• INSTRUCTIONS FOR THE TASK: Your task is to give the entries back exactly, leaving nothing out.

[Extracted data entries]
"""
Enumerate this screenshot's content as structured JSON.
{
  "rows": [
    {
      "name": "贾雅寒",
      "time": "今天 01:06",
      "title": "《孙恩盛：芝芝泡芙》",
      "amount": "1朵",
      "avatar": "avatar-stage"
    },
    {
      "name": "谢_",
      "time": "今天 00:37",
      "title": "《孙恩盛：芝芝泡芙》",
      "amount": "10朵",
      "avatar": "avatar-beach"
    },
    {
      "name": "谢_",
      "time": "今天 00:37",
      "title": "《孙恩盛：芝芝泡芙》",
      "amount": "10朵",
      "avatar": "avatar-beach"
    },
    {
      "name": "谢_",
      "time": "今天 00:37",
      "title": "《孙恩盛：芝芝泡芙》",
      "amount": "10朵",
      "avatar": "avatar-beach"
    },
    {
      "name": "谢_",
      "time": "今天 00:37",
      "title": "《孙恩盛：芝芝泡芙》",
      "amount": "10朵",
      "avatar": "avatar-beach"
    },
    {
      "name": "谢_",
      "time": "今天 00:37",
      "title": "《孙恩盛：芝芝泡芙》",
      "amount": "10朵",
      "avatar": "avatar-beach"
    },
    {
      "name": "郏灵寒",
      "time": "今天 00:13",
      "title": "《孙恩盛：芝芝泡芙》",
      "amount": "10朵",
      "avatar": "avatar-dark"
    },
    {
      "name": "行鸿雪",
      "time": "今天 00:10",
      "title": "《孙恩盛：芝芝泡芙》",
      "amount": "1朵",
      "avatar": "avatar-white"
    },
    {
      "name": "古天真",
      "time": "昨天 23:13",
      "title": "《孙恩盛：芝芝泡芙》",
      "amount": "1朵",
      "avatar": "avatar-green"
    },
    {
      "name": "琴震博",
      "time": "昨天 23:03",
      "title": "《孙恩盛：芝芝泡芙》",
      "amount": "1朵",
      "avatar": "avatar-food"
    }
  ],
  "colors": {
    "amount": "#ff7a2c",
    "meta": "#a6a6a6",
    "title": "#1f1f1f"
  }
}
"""
• SOLUTION TO THIS PROBLEM:
Enumerate this screenshot's content as structured JSON.
{
  "rows": [
    {
      "name": "贾雅寒",
      "time": "今天 01:06",
      "title": "《孙恩盛：芝芝泡芙》",
      "amount": "1朵",
      "avatar": "avatar-stage"
    },
    {
      "name": "谢_",
      "time": "今天 00:37",
      "title": "《孙恩盛：芝芝泡芙》",
      "amount": "10朵",
      "avatar": "avatar-beach"
    },
    {
      "name": "谢_",
      "time": "今天 00:37",
      "title": "《孙恩盛：芝芝泡芙》",
      "amount": "10朵",
      "avatar": "avatar-beach"
    },
    {
      "name": "谢_",
      "time": "今天 00:37",
      "title": "《孙恩盛：芝芝泡芙》",
      "amount": "10朵",
      "avatar": "avatar-beach"
    },
    {
      "name": "谢_",
      "time": "今天 00:37",
      "title": "《孙恩盛：芝芝泡芙》",
      "amount": "10朵",
      "avatar": "avatar-beach"
    },
    {
      "name": "谢_",
      "time": "今天 00:37",
      "title": "《孙恩盛：芝芝泡芙》",
      "amount": "10朵",
      "avatar": "avatar-beach"
    },
    {
      "name": "郏灵寒",
      "time": "今天 00:13",
      "title": "《孙恩盛：芝芝泡芙》",
      "amount": "10朵",
      "avatar": "avatar-dark"
    },
    {
      "name": "行鸿雪",
      "time": "今天 00:10",
      "title": "《孙恩盛：芝芝泡芙》",
      "amount": "1朵",
      "avatar": "avatar-white"
    },
    {
      "name": "古天真",
      "time": "昨天 23:13",
      "title": "《孙恩盛：芝芝泡芙》",
      "amount": "1朵",
      "avatar": "avatar-green"
    },
    {
      "name": "琴震博",
      "time": "昨天 23:03",
      "title": "《孙恩盛：芝芝泡芙》",
      "amount": "1朵",
      "avatar": "avatar-food"
    }
  ],
  "colors": {
    "amount": "#ff7a2c",
    "meta": "#a6a6a6",
    "title": "#1f1f1f"
  }
}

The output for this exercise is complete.